Exercise goal: Would you please give every entry again exactly, without the pictures?

Web page and app entries

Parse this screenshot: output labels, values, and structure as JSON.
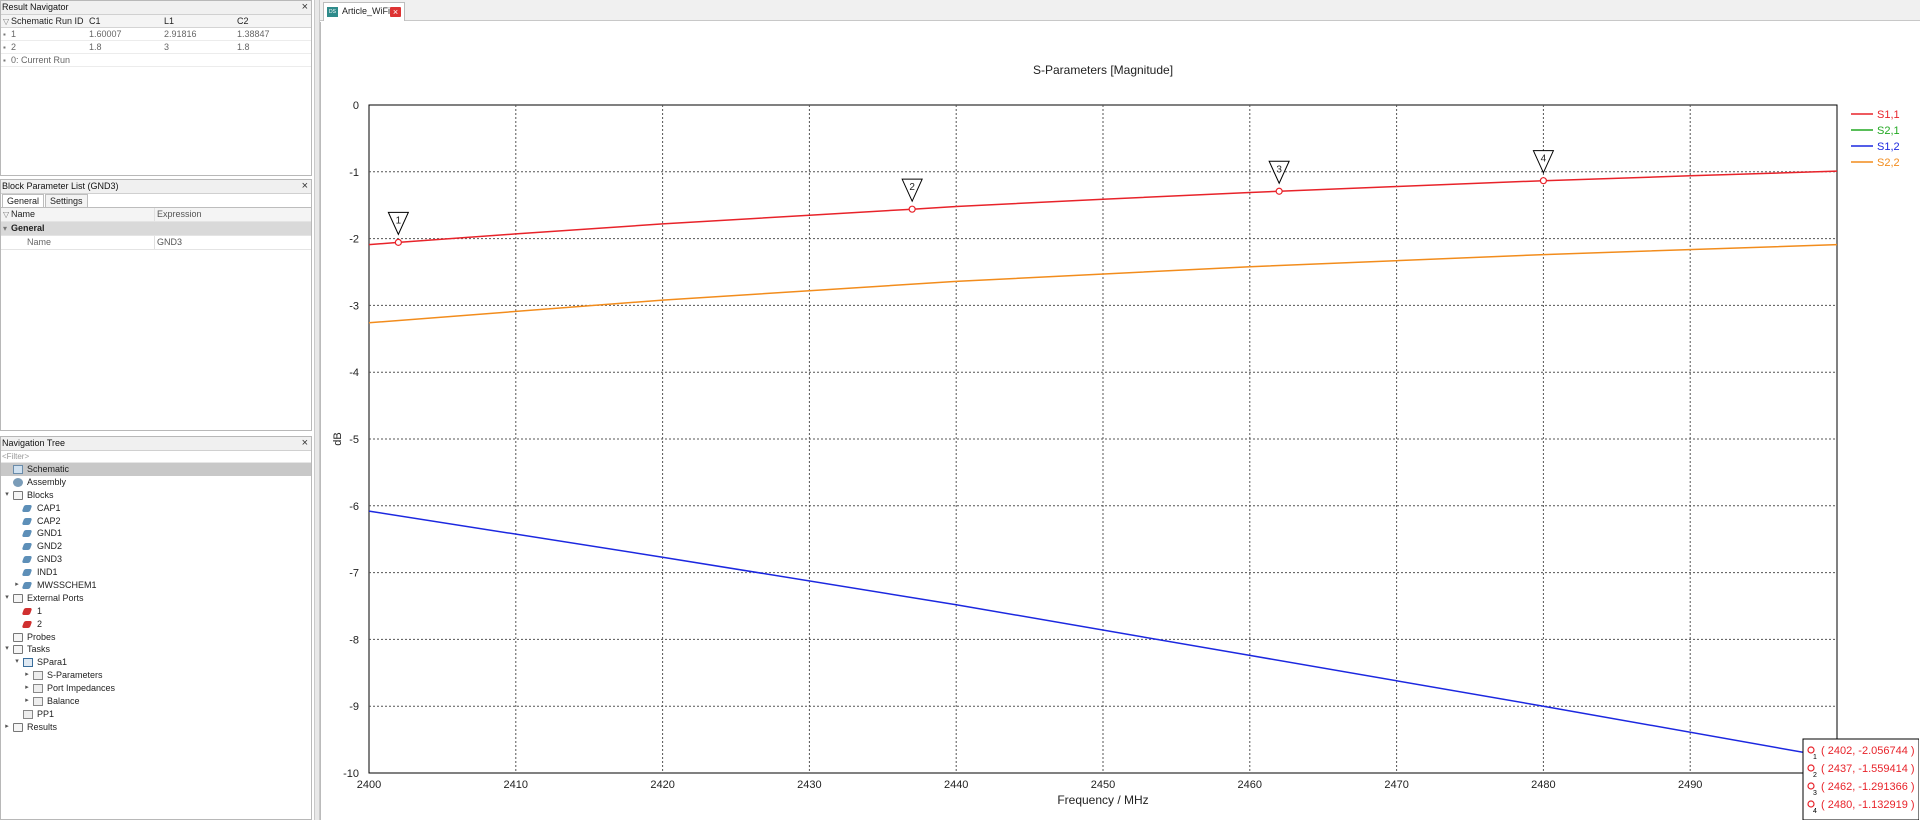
{
  "result_navigator": {
    "title": "Result Navigator",
    "columns": [
      "Schematic Run ID",
      "C1",
      "L1",
      "C2"
    ],
    "rows": [
      [
        "1",
        "1.60007",
        "2.91816",
        "1.38847"
      ],
      [
        "2",
        "1.8",
        "3",
        "1.8"
      ],
      [
        "0: Current Run",
        "",
        "",
        ""
      ]
    ]
  },
  "block_params": {
    "title": "Block Parameter List (GND3)",
    "tabs": [
      "General",
      "Settings"
    ],
    "columns": [
      "Name",
      "Expression"
    ],
    "group": "General",
    "rows": [
      [
        "Name",
        "GND3"
      ]
    ]
  },
  "nav_tree": {
    "title": "Navigation Tree",
    "filter_placeholder": "<Filter>",
    "items": [
      {
        "label": "Schematic",
        "level": 0,
        "arrow": "",
        "icon": "schematic-icon",
        "selected": true
      },
      {
        "label": "Assembly",
        "level": 0,
        "arrow": "",
        "icon": "assembly-icon"
      },
      {
        "label": "Blocks",
        "level": 0,
        "arrow": "▾",
        "icon": "folder-icon"
      },
      {
        "label": "CAP1",
        "level": 1,
        "arrow": "",
        "icon": "block-icon"
      },
      {
        "label": "CAP2",
        "level": 1,
        "arrow": "",
        "icon": "block-icon"
      },
      {
        "label": "GND1",
        "level": 1,
        "arrow": "",
        "icon": "block-icon"
      },
      {
        "label": "GND2",
        "level": 1,
        "arrow": "",
        "icon": "block-icon"
      },
      {
        "label": "GND3",
        "level": 1,
        "arrow": "",
        "icon": "block-icon"
      },
      {
        "label": "IND1",
        "level": 1,
        "arrow": "",
        "icon": "block-icon"
      },
      {
        "label": "MWSSCHEM1",
        "level": 1,
        "arrow": "▸",
        "icon": "block-icon"
      },
      {
        "label": "External Ports",
        "level": 0,
        "arrow": "▾",
        "icon": "folder-icon"
      },
      {
        "label": "1",
        "level": 1,
        "arrow": "",
        "icon": "port-icon"
      },
      {
        "label": "2",
        "level": 1,
        "arrow": "",
        "icon": "port-icon"
      },
      {
        "label": "Probes",
        "level": 0,
        "arrow": "",
        "icon": "folder-icon"
      },
      {
        "label": "Tasks",
        "level": 0,
        "arrow": "▾",
        "icon": "folder-icon"
      },
      {
        "label": "SPara1",
        "level": 1,
        "arrow": "▾",
        "icon": "task-icon"
      },
      {
        "label": "S-Parameters",
        "level": 2,
        "arrow": "▸",
        "icon": "result-icon"
      },
      {
        "label": "Port Impedances",
        "level": 2,
        "arrow": "▸",
        "icon": "result-icon"
      },
      {
        "label": "Balance",
        "level": 2,
        "arrow": "▸",
        "icon": "result-icon"
      },
      {
        "label": "PP1",
        "level": 1,
        "arrow": "",
        "icon": "postprocess-icon"
      },
      {
        "label": "Results",
        "level": 0,
        "arrow": "▸",
        "icon": "folder-icon"
      }
    ]
  },
  "document": {
    "tab_label": "Article_WiFi*",
    "tab_icon_text": "DS"
  },
  "icons": {
    "close": "×",
    "filter": "▽"
  },
  "chart_data": {
    "type": "line",
    "title": "S-Parameters [Magnitude]",
    "xlabel": "Frequency / MHz",
    "ylabel": "dB",
    "xlim": [
      2400,
      2500
    ],
    "ylim": [
      -10,
      0
    ],
    "xticks": [
      2400,
      2410,
      2420,
      2430,
      2440,
      2450,
      2460,
      2470,
      2480,
      2490
    ],
    "yticks": [
      0,
      -1,
      -2,
      -3,
      -4,
      -5,
      -6,
      -7,
      -8,
      -9,
      -10
    ],
    "grid": true,
    "legend_position": "right",
    "series": [
      {
        "name": "S1,1",
        "color": "#e8232a",
        "x": [
          2400,
          2402,
          2410,
          2420,
          2430,
          2437,
          2440,
          2450,
          2460,
          2462,
          2470,
          2480,
          2490,
          2500
        ],
        "y": [
          -2.09,
          -2.056744,
          -1.93,
          -1.78,
          -1.65,
          -1.559414,
          -1.52,
          -1.41,
          -1.31,
          -1.291366,
          -1.22,
          -1.132919,
          -1.06,
          -0.99
        ]
      },
      {
        "name": "S2,1",
        "color": "#22a822",
        "x": [],
        "y": []
      },
      {
        "name": "S1,2",
        "color": "#1c28e0",
        "x": [
          2400,
          2420,
          2440,
          2460,
          2480,
          2500
        ],
        "y": [
          -6.08,
          -6.77,
          -7.48,
          -8.24,
          -9.0,
          -9.78
        ]
      },
      {
        "name": "S2,2",
        "color": "#f28c1c",
        "x": [
          2400,
          2420,
          2440,
          2460,
          2480,
          2500
        ],
        "y": [
          -3.26,
          -2.92,
          -2.64,
          -2.42,
          -2.24,
          -2.09
        ]
      }
    ],
    "markers": [
      {
        "id": "1",
        "x": 2402,
        "y": -2.056744,
        "label": "( 2402, -2.056744 )"
      },
      {
        "id": "2",
        "x": 2437,
        "y": -1.559414,
        "label": "( 2437, -1.559414 )"
      },
      {
        "id": "3",
        "x": 2462,
        "y": -1.291366,
        "label": "( 2462, -1.291366 )"
      },
      {
        "id": "4",
        "x": 2480,
        "y": -1.132919,
        "label": "( 2480, -1.132919 )"
      }
    ]
  }
}
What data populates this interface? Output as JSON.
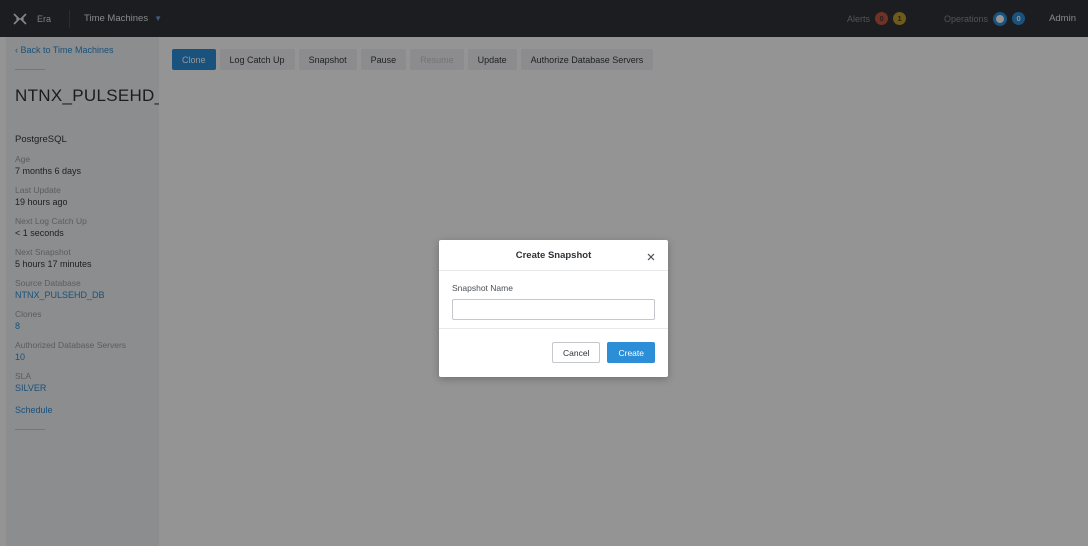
{
  "topbar": {
    "app_name": "Era",
    "section": "Time Machines",
    "alerts_label": "Alerts",
    "alerts_red": "0",
    "alerts_yellow": "1",
    "operations_label": "Operations",
    "operations_count": "0",
    "user": "Admin",
    "icons": {
      "logo": "era-logo-icon",
      "caret": "chevron-down-icon"
    }
  },
  "sidebar": {
    "back_link": "‹ Back to Time Machines",
    "name": "NTNX_PULSEHD_D...",
    "engine": "PostgreSQL",
    "properties": [
      {
        "label": "Age",
        "value": "7 months 6 days"
      },
      {
        "label": "Last Update",
        "value": "19 hours ago"
      },
      {
        "label": "Next Log Catch Up",
        "value": "< 1 seconds"
      },
      {
        "label": "Next Snapshot",
        "value": "5 hours 17 minutes"
      },
      {
        "label": "Source Database",
        "value": "NTNX_PULSEHD_DB"
      },
      {
        "label": "Clones",
        "value": "8"
      },
      {
        "label": "Authorized Database Servers",
        "value": "10"
      },
      {
        "label": "SLA",
        "value": "SILVER"
      }
    ],
    "schedule": "Schedule"
  },
  "toolbar": {
    "clone": "Clone",
    "log_catch_up": "Log Catch Up",
    "snapshot": "Snapshot",
    "pause": "Pause",
    "resume": "Resume",
    "update": "Update",
    "authorize": "Authorize Database Servers"
  },
  "modal": {
    "title": "Create Snapshot",
    "field_label": "Snapshot Name",
    "field_value": "",
    "cancel": "Cancel",
    "create": "Create",
    "close_icon": "close-icon"
  },
  "colors": {
    "accent": "#2b8ed6",
    "topbar": "#2f3338",
    "alert_red": "#c6553f",
    "alert_yellow": "#c29b2a"
  }
}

Exercise answer:
Parse this screenshot: output labels, values, and structure as JSON.
{
  "result_navigator": {
    "title": "Result Navigator",
    "columns": [
      "Schematic Run ID",
      "C1",
      "L1",
      "C2"
    ],
    "rows": [
      [
        "1",
        "1.60007",
        "2.91816",
        "1.38847"
      ],
      [
        "2",
        "1.8",
        "3",
        "1.8"
      ],
      [
        "0: Current Run",
        "",
        "",
        ""
      ]
    ]
  },
  "block_params": {
    "title": "Block Parameter List (GND3)",
    "tabs": [
      "General",
      "Settings"
    ],
    "columns": [
      "Name",
      "Expression"
    ],
    "group": "General",
    "rows": [
      [
        "Name",
        "GND3"
      ]
    ]
  },
  "nav_tree": {
    "title": "Navigation Tree",
    "filter_placeholder": "<Filter>",
    "items": [
      {
        "label": "Schematic",
        "level": 0,
        "arrow": "",
        "icon": "schematic-icon",
        "selected": true
      },
      {
        "label": "Assembly",
        "level": 0,
        "arrow": "",
        "icon": "assembly-icon"
      },
      {
        "label": "Blocks",
        "level": 0,
        "arrow": "▾",
        "icon": "folder-icon"
      },
      {
        "label": "CAP1",
        "level": 1,
        "arrow": "",
        "icon": "block-icon"
      },
      {
        "label": "CAP2",
        "level": 1,
        "arrow": "",
        "icon": "block-icon"
      },
      {
        "label": "GND1",
        "level": 1,
        "arrow": "",
        "icon": "block-icon"
      },
      {
        "label": "GND2",
        "level": 1,
        "arrow": "",
        "icon": "block-icon"
      },
      {
        "label": "GND3",
        "level": 1,
        "arrow": "",
        "icon": "block-icon"
      },
      {
        "label": "IND1",
        "level": 1,
        "arrow": "",
        "icon": "block-icon"
      },
      {
        "label": "MWSSCHEM1",
        "level": 1,
        "arrow": "▸",
        "icon": "block-icon"
      },
      {
        "label": "External Ports",
        "level": 0,
        "arrow": "▾",
        "icon": "folder-icon"
      },
      {
        "label": "1",
        "level": 1,
        "arrow": "",
        "icon": "port-icon"
      },
      {
        "label": "2",
        "level": 1,
        "arrow": "",
        "icon": "port-icon"
      },
      {
        "label": "Probes",
        "level": 0,
        "arrow": "",
        "icon": "folder-icon"
      },
      {
        "label": "Tasks",
        "level": 0,
        "arrow": "▾",
        "icon": "folder-icon"
      },
      {
        "label": "SPara1",
        "level": 1,
        "arrow": "▾",
        "icon": "task-icon"
      },
      {
        "label": "S-Parameters",
        "level": 2,
        "arrow": "▸",
        "icon": "result-icon"
      },
      {
        "label": "Port Impedances",
        "level": 2,
        "arrow": "▸",
        "icon": "result-icon"
      },
      {
        "label": "Balance",
        "level": 2,
        "arrow": "▸",
        "icon": "result-icon"
      },
      {
        "label": "PP1",
        "level": 1,
        "arrow": "",
        "icon": "postprocess-icon"
      },
      {
        "label": "Results",
        "level": 0,
        "arrow": "▸",
        "icon": "folder-icon"
      }
    ]
  },
  "document": {
    "tab_label": "Article_WiFi*",
    "tab_icon_text": "DS"
  },
  "icons": {
    "close": "×",
    "filter": "▽"
  },
  "chart_data": {
    "type": "line",
    "title": "S-Parameters [Magnitude]",
    "xlabel": "Frequency / MHz",
    "ylabel": "dB",
    "xlim": [
      2400,
      2500
    ],
    "ylim": [
      -10,
      0
    ],
    "xticks": [
      2400,
      2410,
      2420,
      2430,
      2440,
      2450,
      2460,
      2470,
      2480,
      2490
    ],
    "yticks": [
      0,
      -1,
      -2,
      -3,
      -4,
      -5,
      -6,
      -7,
      -8,
      -9,
      -10
    ],
    "grid": true,
    "legend_position": "right",
    "series": [
      {
        "name": "S1,1",
        "color": "#e8232a",
        "x": [
          2400,
          2402,
          2410,
          2420,
          2430,
          2437,
          2440,
          2450,
          2460,
          2462,
          2470,
          2480,
          2490,
          2500
        ],
        "y": [
          -2.09,
          -2.056744,
          -1.93,
          -1.78,
          -1.65,
          -1.559414,
          -1.52,
          -1.41,
          -1.31,
          -1.291366,
          -1.22,
          -1.132919,
          -1.06,
          -0.99
        ]
      },
      {
        "name": "S2,1",
        "color": "#22a822",
        "x": [],
        "y": []
      },
      {
        "name": "S1,2",
        "color": "#1c28e0",
        "x": [
          2400,
          2420,
          2440,
          2460,
          2480,
          2500
        ],
        "y": [
          -6.08,
          -6.77,
          -7.48,
          -8.24,
          -9.0,
          -9.78
        ]
      },
      {
        "name": "S2,2",
        "color": "#f28c1c",
        "x": [
          2400,
          2420,
          2440,
          2460,
          2480,
          2500
        ],
        "y": [
          -3.26,
          -2.92,
          -2.64,
          -2.42,
          -2.24,
          -2.09
        ]
      }
    ],
    "markers": [
      {
        "id": "1",
        "x": 2402,
        "y": -2.056744,
        "label": "( 2402, -2.056744 )"
      },
      {
        "id": "2",
        "x": 2437,
        "y": -1.559414,
        "label": "( 2437, -1.559414 )"
      },
      {
        "id": "3",
        "x": 2462,
        "y": -1.291366,
        "label": "( 2462, -1.291366 )"
      },
      {
        "id": "4",
        "x": 2480,
        "y": -1.132919,
        "label": "( 2480, -1.132919 )"
      }
    ]
  }
}
What data populates this interface? Output as JSON.
{
  "topbar": {
    "app_name": "Era",
    "section": "Time Machines",
    "alerts_label": "Alerts",
    "alerts_red": "0",
    "alerts_yellow": "1",
    "operations_label": "Operations",
    "operations_count": "0",
    "user": "Admin",
    "icons": {
      "logo": "era-logo-icon",
      "caret": "chevron-down-icon"
    }
  },
  "sidebar": {
    "back_link": "‹ Back to Time Machines",
    "name": "NTNX_PULSEHD_D...",
    "engine": "PostgreSQL",
    "properties": [
      {
        "label": "Age",
        "value": "7 months 6 days"
      },
      {
        "label": "Last Update",
        "value": "19 hours ago"
      },
      {
        "label": "Next Log Catch Up",
        "value": "< 1 seconds"
      },
      {
        "label": "Next Snapshot",
        "value": "5 hours 17 minutes"
      },
      {
        "label": "Source Database",
        "value": "NTNX_PULSEHD_DB"
      },
      {
        "label": "Clones",
        "value": "8"
      },
      {
        "label": "Authorized Database Servers",
        "value": "10"
      },
      {
        "label": "SLA",
        "value": "SILVER"
      }
    ],
    "schedule": "Schedule"
  },
  "toolbar": {
    "clone": "Clone",
    "log_catch_up": "Log Catch Up",
    "snapshot": "Snapshot",
    "pause": "Pause",
    "resume": "Resume",
    "update": "Update",
    "authorize": "Authorize Database Servers"
  },
  "modal": {
    "title": "Create Snapshot",
    "field_label": "Snapshot Name",
    "field_value": "",
    "cancel": "Cancel",
    "create": "Create",
    "close_icon": "close-icon"
  },
  "colors": {
    "accent": "#2b8ed6",
    "topbar": "#2f3338",
    "alert_red": "#c6553f",
    "alert_yellow": "#c29b2a"
  }
}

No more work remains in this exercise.